What is ‘ego’ and is it good or bad? Altitude Advisory Director, Andrew Mattner explains how most entrepreneurs and business owners have big egos,... Read more
Altitude Advisory General Manager Kristen Buik is in love with the show Billions and she reckons we in business can learn a lot from the hit TV show.
I love this show. The characters are prodigious, the setting is great (its based in NYC and I love seeing places I have been which is fun), but mostly I love it for the scripting. It’s so freaking good. It’s filled with awesome one-liners and underscored with so many business, leadership and strategy lessons to keep me going until season three is out.
Axe (uber successful head of Axe Capital) is married to Lara. She’s entrepreneurial and having experienced executives living large, has decided to start a business in restorative IVs. After a knock-back from her first meeting, she asks uber successful Axe his opinion.
“Well, I tried to tell you,” Axe says later. “You weren’t ready, but you wouldn’t hear it from me.”
Lara asks why he feels that way. His response is golden, and the lesson.
“What is it you do that you’re the best in the world at? You offer a service you didn’t invent, a formula you didn’t invent, a delivery method you didn’t invent. Nothing about what you do is patentable or a unique user experience. You haven’t identified an isolated market segment, haven’t truly branded your concept. You need me to go on?”
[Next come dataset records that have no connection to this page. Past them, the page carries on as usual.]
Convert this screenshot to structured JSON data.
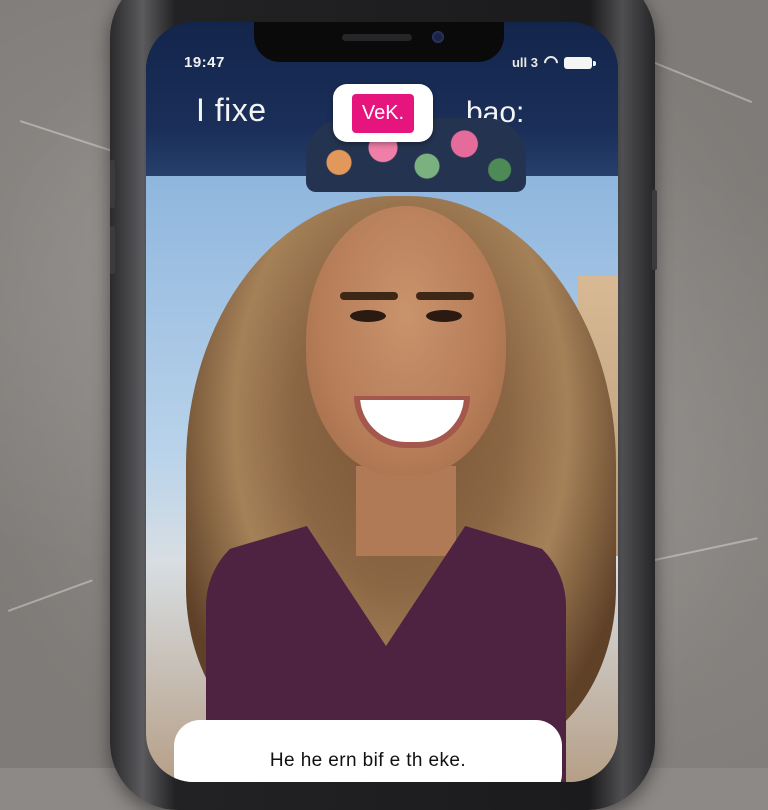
{
  "status_bar": {
    "time": "19:47",
    "carrier": "ull 3",
    "wifi_icon": "wifi-icon",
    "battery_icon": "battery-icon"
  },
  "story": {
    "title_left": "I fixe",
    "title_right": "bao:",
    "brand_label": "VeK.",
    "brand_color": "#e6157e",
    "caption": "He he ern bif e th eke."
  },
  "colors": {
    "header": "#13254b",
    "background": "#8d8986",
    "caption_card": "#ffffff"
  }
}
Chuck (U.S. Attorney for NYC) is leaving his apartment and he sees his neighbour (who is walking his dog) let his dog poop on the path and keep walking. He’s in the midst of having a bad day, this is the last straw for Chuck. He calls the neighbour back, and asks him to clean up after his dog (he is a reoffender by all accounts).
The guy says he can’t since he doesn’t have a bag. Not good enough for Chuck – he demands the guy use his hands to pick up the poop. He’s not interested in excuses or reasons or avoidance of one’s responsibility.
Lesson: Whatever the ‘thing’ is, it can be done, its might be inconvenient or hard or hurt like hell but it’s possible with effort. And the bonus lesson…. The standard you walk past is the standard you accept.
Wendy is the psychologist employed to keep the traders in top form. A trader down on his luck and losing confidence gets the following advice.
“Everyone else is up double digits,” he says. “I’m down.”
“You’re just listening to the wrong voice,” she replies. “You’re tuned in to the one yelling at you over the loudspeaker that you’re f—ing stupid, and you’re ignoring the quiet one, inside, telling you where the alpha is. Now, that’s the voice that got you here.”
Lesson: we all lack self-confidence sometimes and not all of us have a psychologist on hand, but we can all take the time for a bit of positive self-talk.
Here’s a bonus lesson:
No explanation required.
Luke Talbot-Male, Adventures Beyond
Gloria Rowett, Marion Holiday Park